Norwegian offshore vessel owner Eidesvik and Finland-based marine equipment manufacturer Wartsila are going to convert an offshore supply vessel (OSV) to operate with an ammonia-fuelled combustion engine with the required fuel supply and safety system.
"This project will be the first of its kind ever in the world and has a provisional completion target by the end of 2023," Wärtsilä said.
The offshore vessel considered for a retrofit currently has Wärtsilä dual-fuel engines operating primarily with LNG fuel. The conversion will allow the vessel to operate with a 70 percent ammonia blend. Wärtsilä has already successfully laboratory tested an engine fuelled with a 70 percent ammonia blend. The ultimate goal is to achieve operation with 100 percent ammonia and with a minimum ignition fuel requirement.
"As a fuel, ammonia has the potential to drastically reduce emissions of CO2. Both Wärtsilä and Eidesvik have stated their commitment to supporting the industry’s efforts to decarbonize its operations," the two companies said.

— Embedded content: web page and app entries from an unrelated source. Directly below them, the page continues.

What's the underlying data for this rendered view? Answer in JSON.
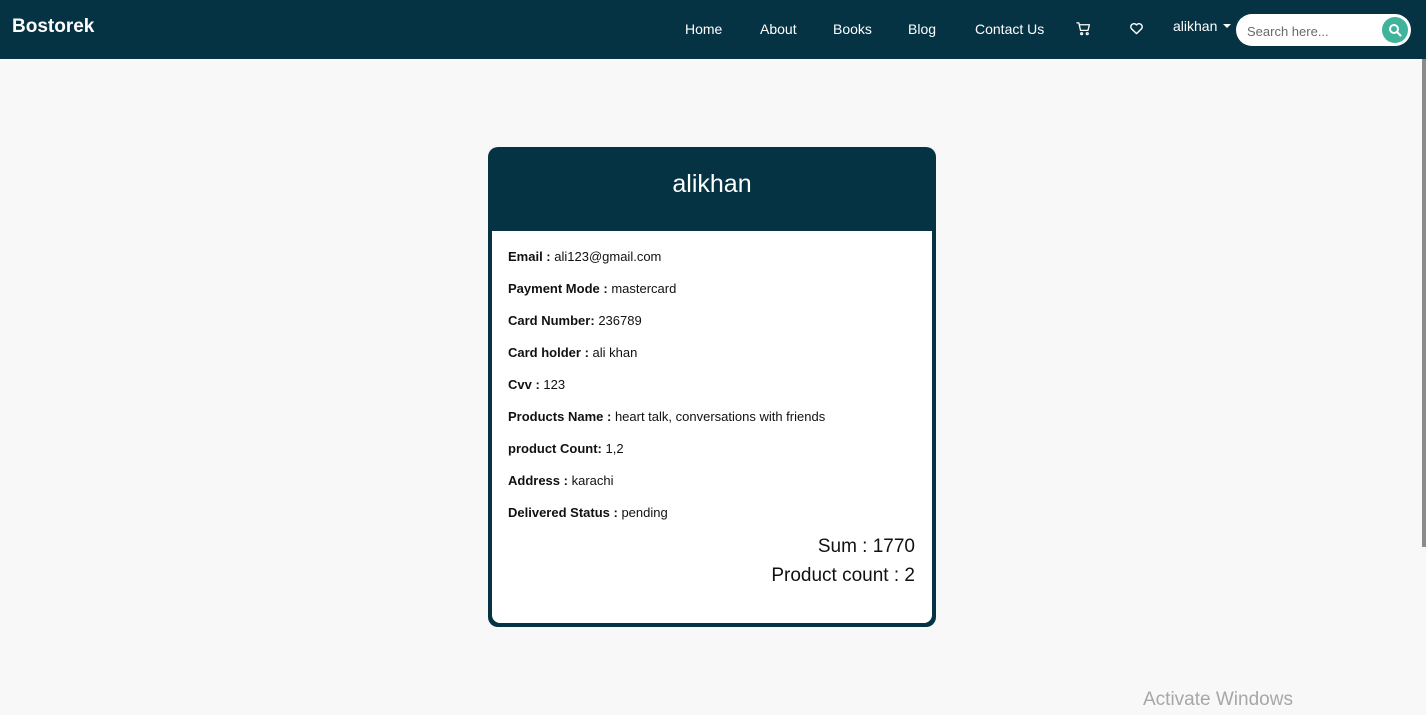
{
  "navbar": {
    "brand": "Bostorek",
    "links": [
      "Home",
      "About",
      "Books",
      "Blog",
      "Contact Us"
    ],
    "cart_icon": "cart-icon",
    "wishlist_icon": "heart-icon",
    "user": "alikhan",
    "search_placeholder": "Search here...",
    "search_icon": "search-icon"
  },
  "card": {
    "title": "alikhan",
    "fields": [
      {
        "label": "Email :",
        "value": "ali123@gmail.com"
      },
      {
        "label": "Payment Mode :",
        "value": "mastercard"
      },
      {
        "label": "Card Number:",
        "value": "236789"
      },
      {
        "label": "Card holder :",
        "value": "ali khan"
      },
      {
        "label": "Cvv :",
        "value": "123"
      },
      {
        "label": "Products Name :",
        "value": "heart talk, conversations with friends"
      },
      {
        "label": "product Count:",
        "value": "1,2"
      },
      {
        "label": "Address :",
        "value": "karachi"
      },
      {
        "label": "Delivered Status :",
        "value": "pending"
      }
    ],
    "sum": "Sum : 1770",
    "product_count": "Product count : 2"
  },
  "watermark": "Activate Windows",
  "colors": {
    "navbar": "#063344",
    "accent": "#3fb39c",
    "background": "#f8f8f8"
  }
}
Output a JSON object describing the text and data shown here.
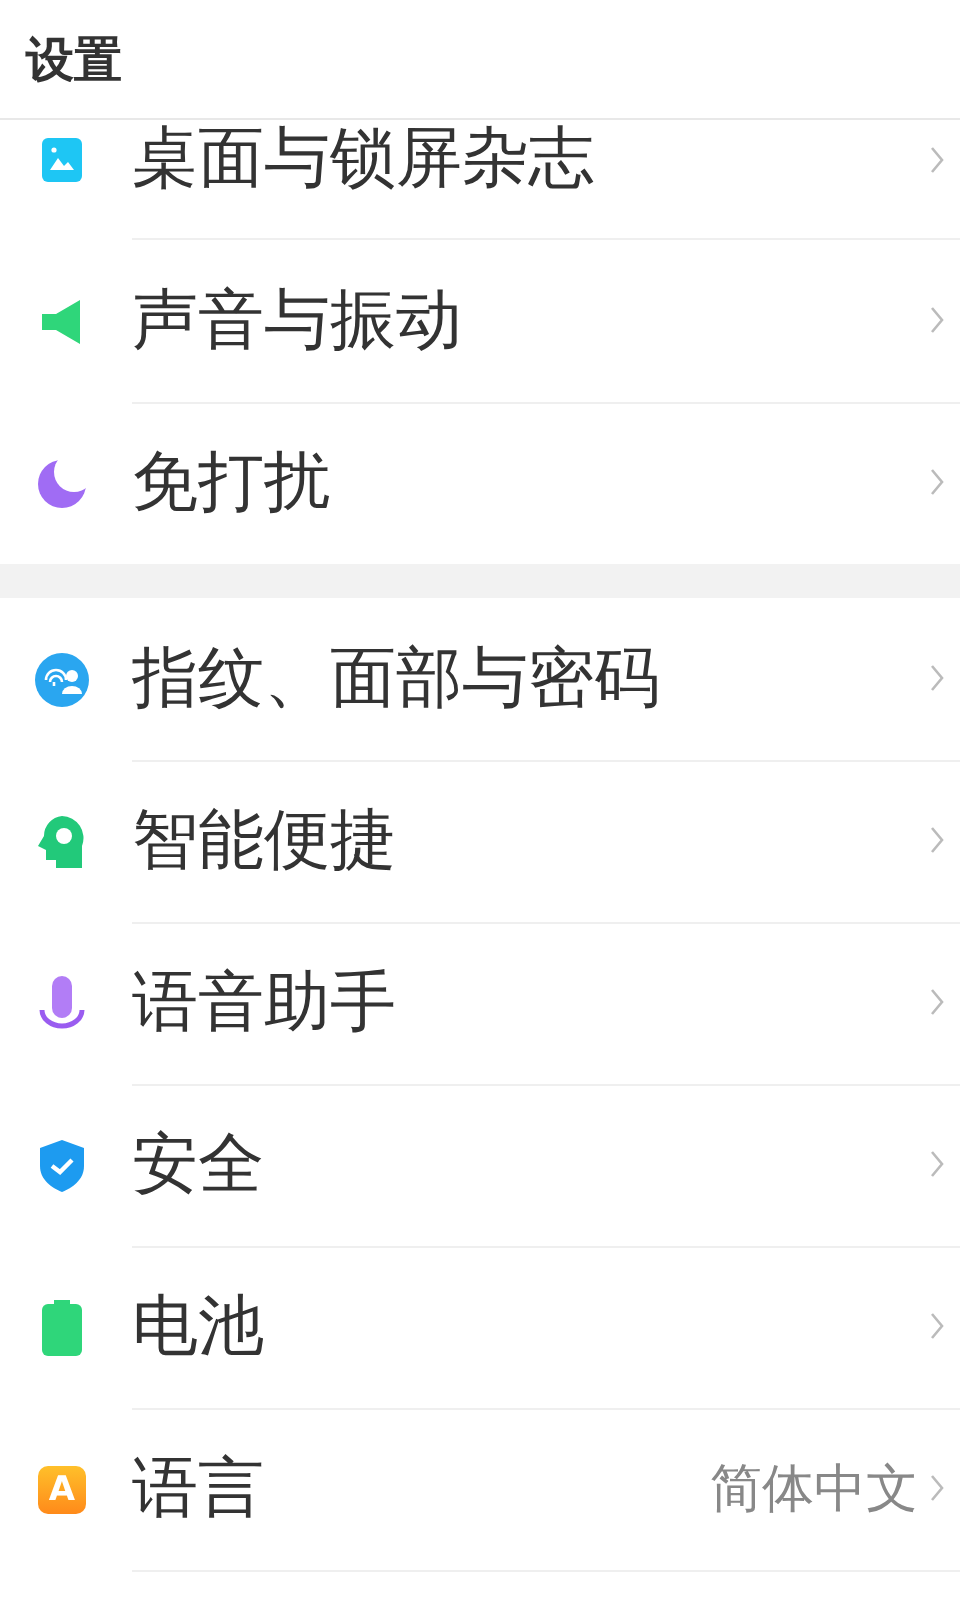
{
  "title": "设置",
  "sections": [
    {
      "items": [
        {
          "kind": "wallpaper",
          "label": "桌面与锁屏杂志"
        },
        {
          "kind": "sound",
          "label": "声音与振动"
        },
        {
          "kind": "dnd",
          "label": "免打扰"
        }
      ]
    },
    {
      "items": [
        {
          "kind": "biometric",
          "label": "指纹、面部与密码"
        },
        {
          "kind": "smart",
          "label": "智能便捷"
        },
        {
          "kind": "voice",
          "label": "语音助手"
        },
        {
          "kind": "security",
          "label": "安全"
        },
        {
          "kind": "battery",
          "label": "电池"
        },
        {
          "kind": "language",
          "icon_text": "A",
          "label": "语言",
          "value": "简体中文"
        }
      ]
    }
  ]
}
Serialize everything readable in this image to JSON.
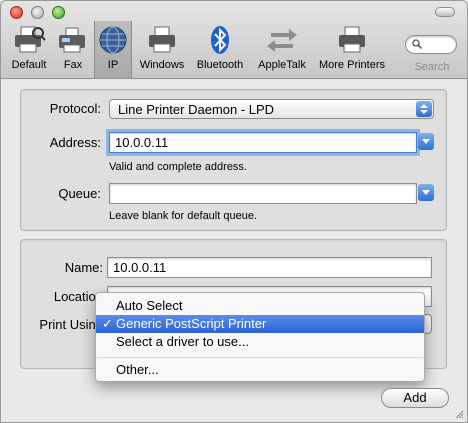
{
  "toolbar": {
    "items": [
      {
        "label": "Default",
        "icon": "printer-icon"
      },
      {
        "label": "Fax",
        "icon": "fax-icon"
      },
      {
        "label": "IP",
        "icon": "globe-icon"
      },
      {
        "label": "Windows",
        "icon": "printer-icon"
      },
      {
        "label": "Bluetooth",
        "icon": "bluetooth-icon"
      },
      {
        "label": "AppleTalk",
        "icon": "appletalk-icon"
      },
      {
        "label": "More Printers",
        "icon": "printer-icon"
      }
    ],
    "selected": "IP",
    "search_label": "Search"
  },
  "ip_group": {
    "protocol_label": "Protocol:",
    "protocol_value": "Line Printer Daemon - LPD",
    "address_label": "Address:",
    "address_value": "10.0.0.11",
    "address_hint": "Valid and complete address.",
    "queue_label": "Queue:",
    "queue_value": "",
    "queue_hint": "Leave blank for default queue."
  },
  "info_group": {
    "name_label": "Name:",
    "name_value": "10.0.0.11",
    "location_label": "Location",
    "print_using_label": "Print Using"
  },
  "print_using_menu": {
    "items": [
      "Auto Select",
      "Generic PostScript Printer",
      "Select a driver to use...",
      "Other..."
    ],
    "selected": "Generic PostScript Printer",
    "check_glyph": "✓"
  },
  "buttons": {
    "add_label": "Add"
  },
  "colors": {
    "accent": "#2a62d6",
    "focus_ring": "#8cb6e6"
  }
}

"Using ammonia as a fuel is seen as a key future contributor to shipping’s energy transition, and we’re excited to be the first offshore shipowner taking this step. This project is yet another confirmation of our strong reputation as a pioneer in implementing new environmental technologies in both newbuilds and the existing fleet,” said Eidesvik CEO & President, Jan Fredrik Meling.
“Collaborating with Eidesvik on this groundbreaking project is an exciting and important step towards carbon-free shipping. Naturally, we are also working with classification societies on measures to ensure safe and environmentally sustainable use. We are already well advanced in the development of ammonia as a viable marine fuel, and are actively working on other future carbon-free fuels as well. Our strong in-house competencies are very much being utilized to support our commitment to decarbonizing shipping,” said Hans Petter Nesse, Managing Director of Wärtsilä Norway.
Apart from this ammonia project, Eidesvik has been using LNG fuel in its offshore vessel fleet from as early as 2003, and fuel cells from 2006.
The company has also recently entered a project with Aker BP called 'Retrofit' to evaluate various solutions for converting existing supply vessels to low-emission units and with the goal of reducing emissions by "at least 70 percent."
Eidesvik has said it believes that to achieve the industry’s decarbonization targets, not only newbuilds will need to have the appropriate technologies, but existing vessels must also be retrofitted accordingly. Furthermore, prolonging the life of existing assets requires less capital and is less energy-intensive than building new ones, Eidesvik has said.
Also, Wärtsilä and Eidesvik are also partners in the EU-funded ShipFC project to equip a platform supply vessel, the Viking Energy vessel with a 2MW fuel cell running on green ammonia. The installation is scheduled to take place in late 2023.
This ammonia conversion project also ties in with one of the ongoing work streams of the Wärtsilä-led Zero Emissions Energy Distribution at Sea (ZEEDS) project, aimed at developing ammonia-powered newbuilds and converting suitable existing vessels.